March 01, 2012 (LBO) – Sri Lanka’s central bank has capped forward foreign exchange deals with the rupee to 90 days to reduce speculation Governor Nivard Cabraal said. “It will reduce speculation overall,” Cabraal said.
Sri Lanka reduced interventions in forex markets on February 09, allowing the exchange rate to be market determined and said about 850 million dollars needed to settle a part of the oil imports will be supplied by the Central Bank in the next two to three months.
Cabraal said the restriction was relaxed in March 2010 but has now been re-imposed until the foreign exchange market settle, responding to recent policy initiatives.
The restriction will not apply to forward contracts involving two foreign currencies or where forward cover is sought for shares or government securities.
In the first week of February the central bank has hiked rates, asked banks to limit loan growth to 18 percent 2012 down from 34 percent and cut back on interventions after excessive credit growth put pressure on a dollar peg.
The rupee has since fallen from 110 to 122 to the US dollar in the spot market.
State energy utilities which were selling below cost and funding losses with credit has also raised prices to reign in pressure on the currency brought about by a credit bubble.
In previous balance of payments crises, the Central Bank also narrowed overnight trading positions of banks, which can reduce market depth and worsen volatility.
This time around authorities have also refrained from raising taxes on specific goods like cars or everyday goods which bureaucrats and rulers deem to be a ‘luxury’ for the man on the street.

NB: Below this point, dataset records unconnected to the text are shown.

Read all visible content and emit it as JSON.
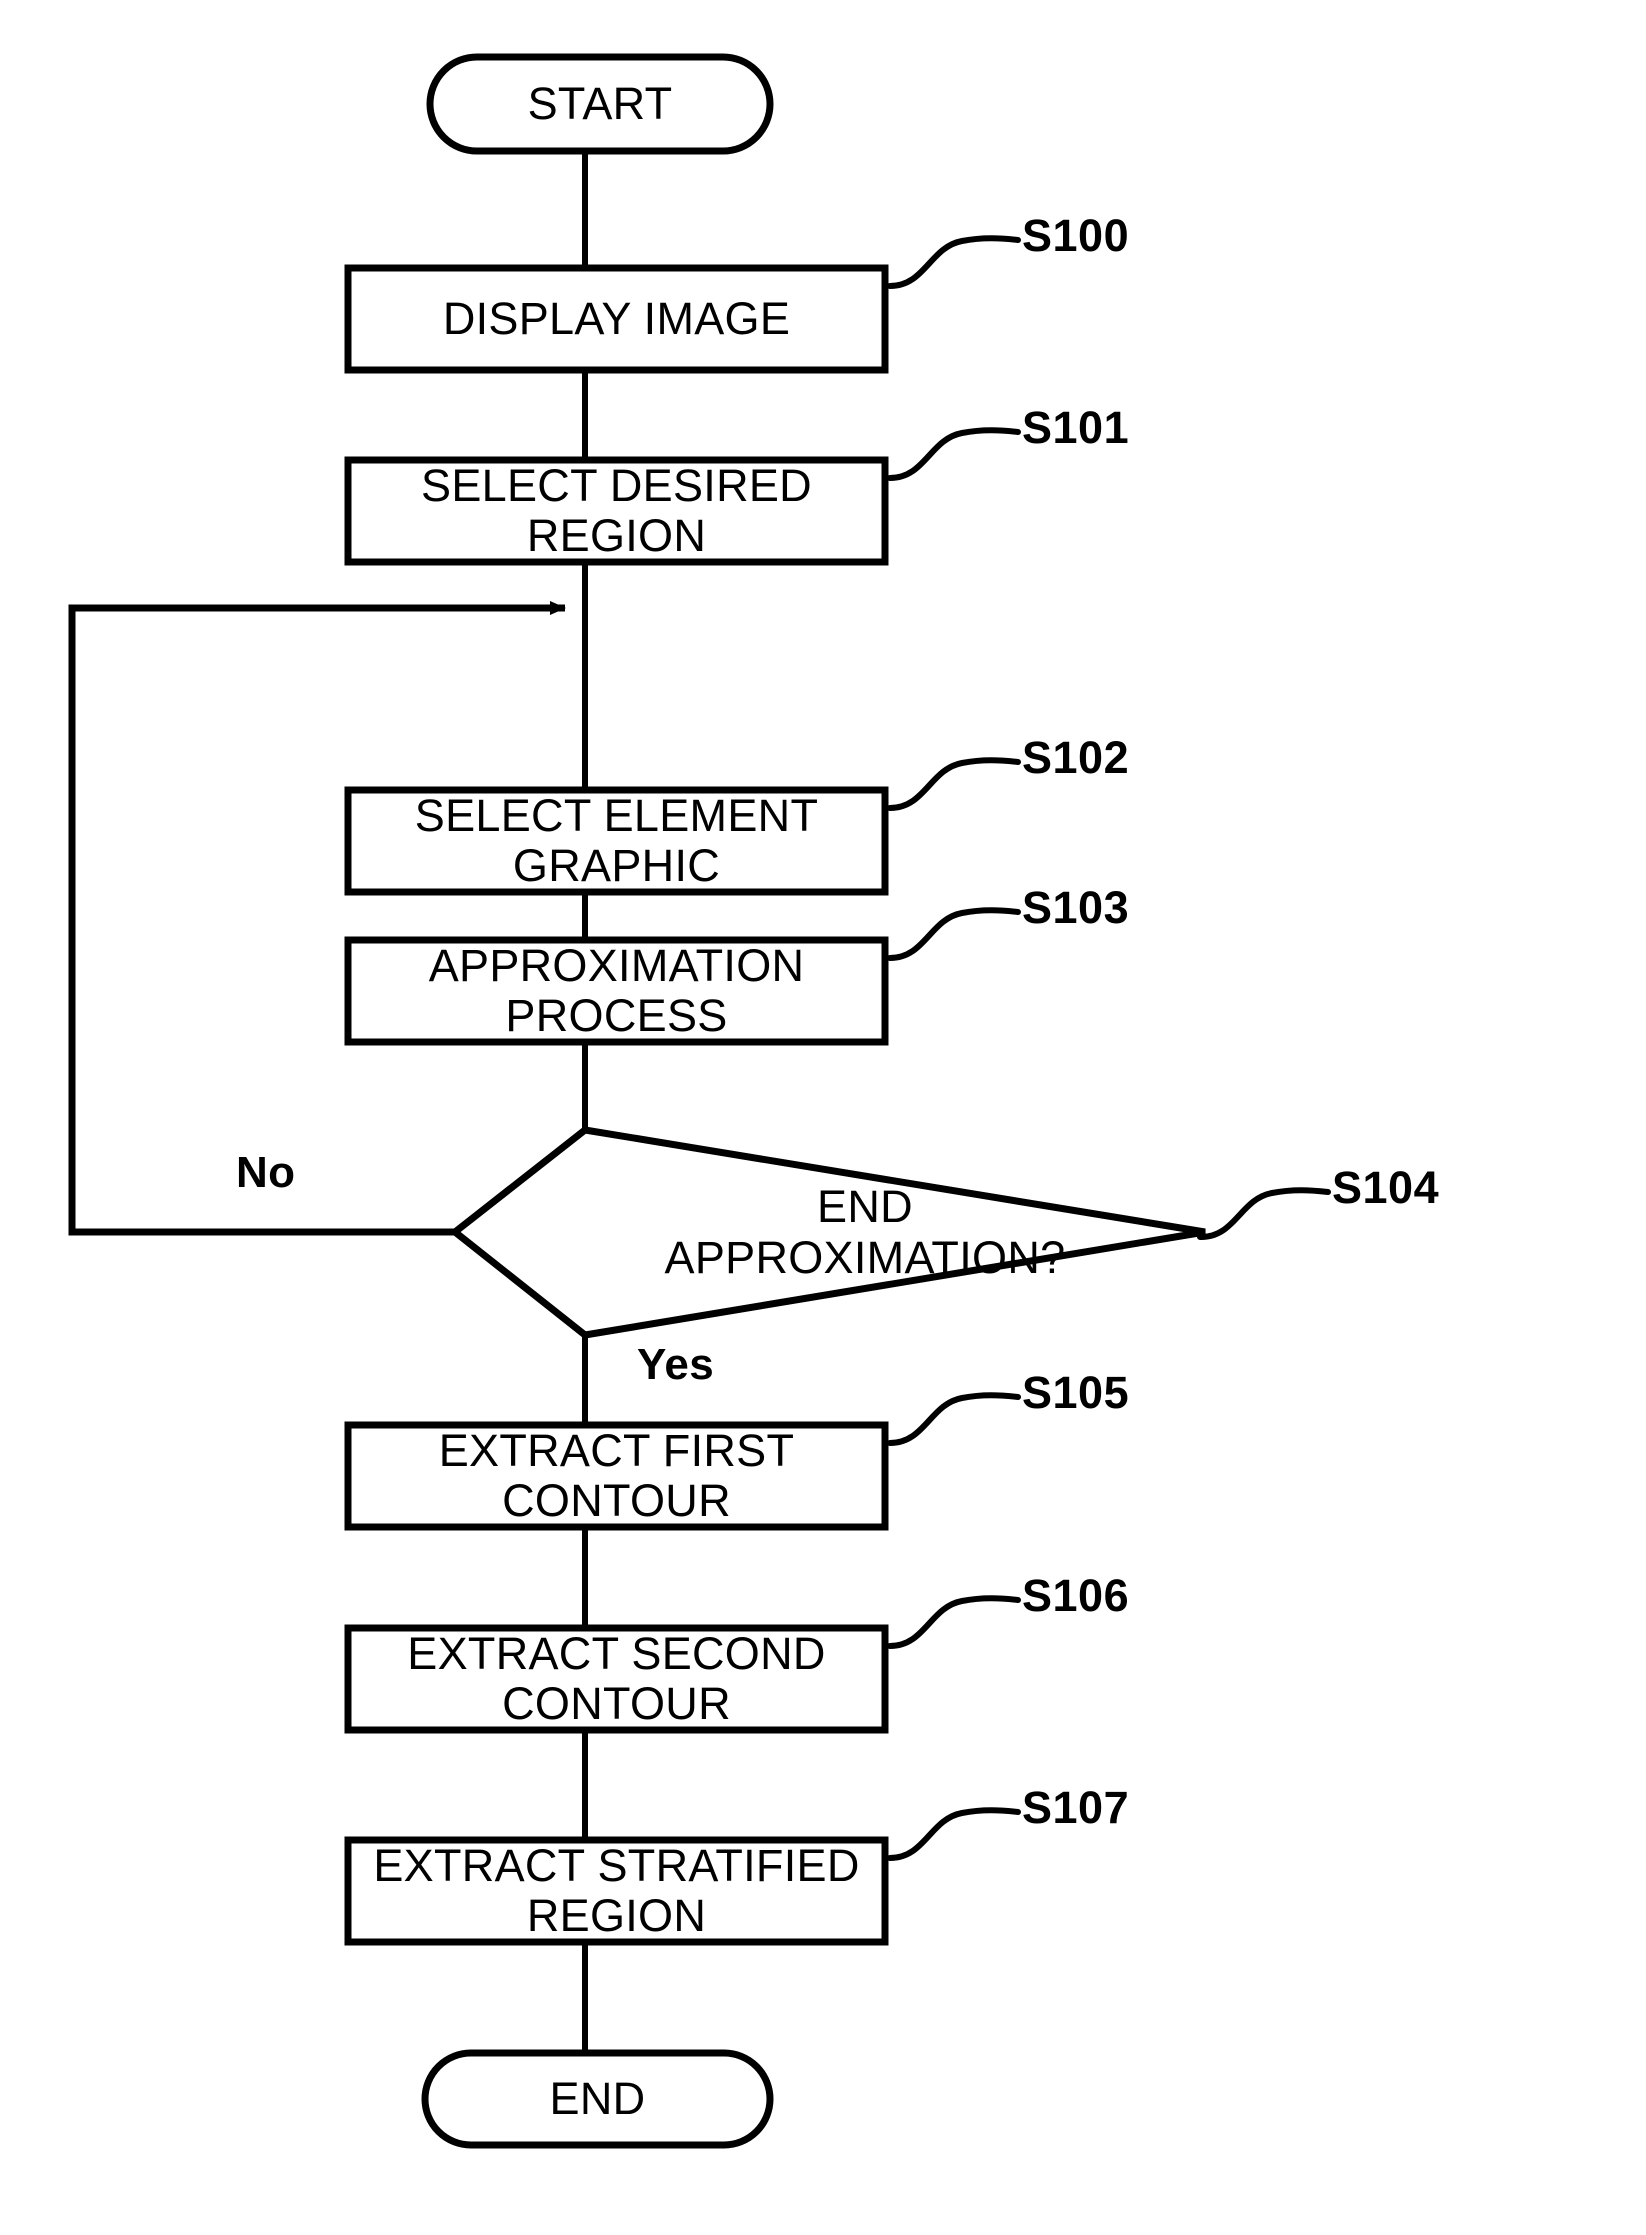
{
  "diagram": {
    "type": "flowchart",
    "orientation": "vertical",
    "stroke_color": "#000000",
    "background_color": "#ffffff"
  },
  "nodes": {
    "start": {
      "label": "START",
      "shape": "terminal"
    },
    "s100": {
      "label": "DISPLAY IMAGE",
      "shape": "process",
      "tag": "S100"
    },
    "s101": {
      "label": "SELECT DESIRED REGION",
      "shape": "process",
      "tag": "S101"
    },
    "s102": {
      "label": "SELECT ELEMENT GRAPHIC",
      "shape": "process",
      "tag": "S102"
    },
    "s103": {
      "label": "APPROXIMATION PROCESS",
      "shape": "process",
      "tag": "S103"
    },
    "s104": {
      "label": "END\nAPPROXIMATION?",
      "shape": "decision",
      "tag": "S104"
    },
    "s105": {
      "label": "EXTRACT FIRST CONTOUR",
      "shape": "process",
      "tag": "S105"
    },
    "s106": {
      "label": "EXTRACT SECOND CONTOUR",
      "shape": "process",
      "tag": "S106"
    },
    "s107": {
      "label": "EXTRACT STRATIFIED REGION",
      "shape": "process",
      "tag": "S107"
    },
    "end": {
      "label": "END",
      "shape": "terminal"
    }
  },
  "branches": {
    "no": "No",
    "yes": "Yes"
  }
}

However a depreciation will increase both the price and taxes of all imports.
Raising taxes on one good can simply divert credit to another area.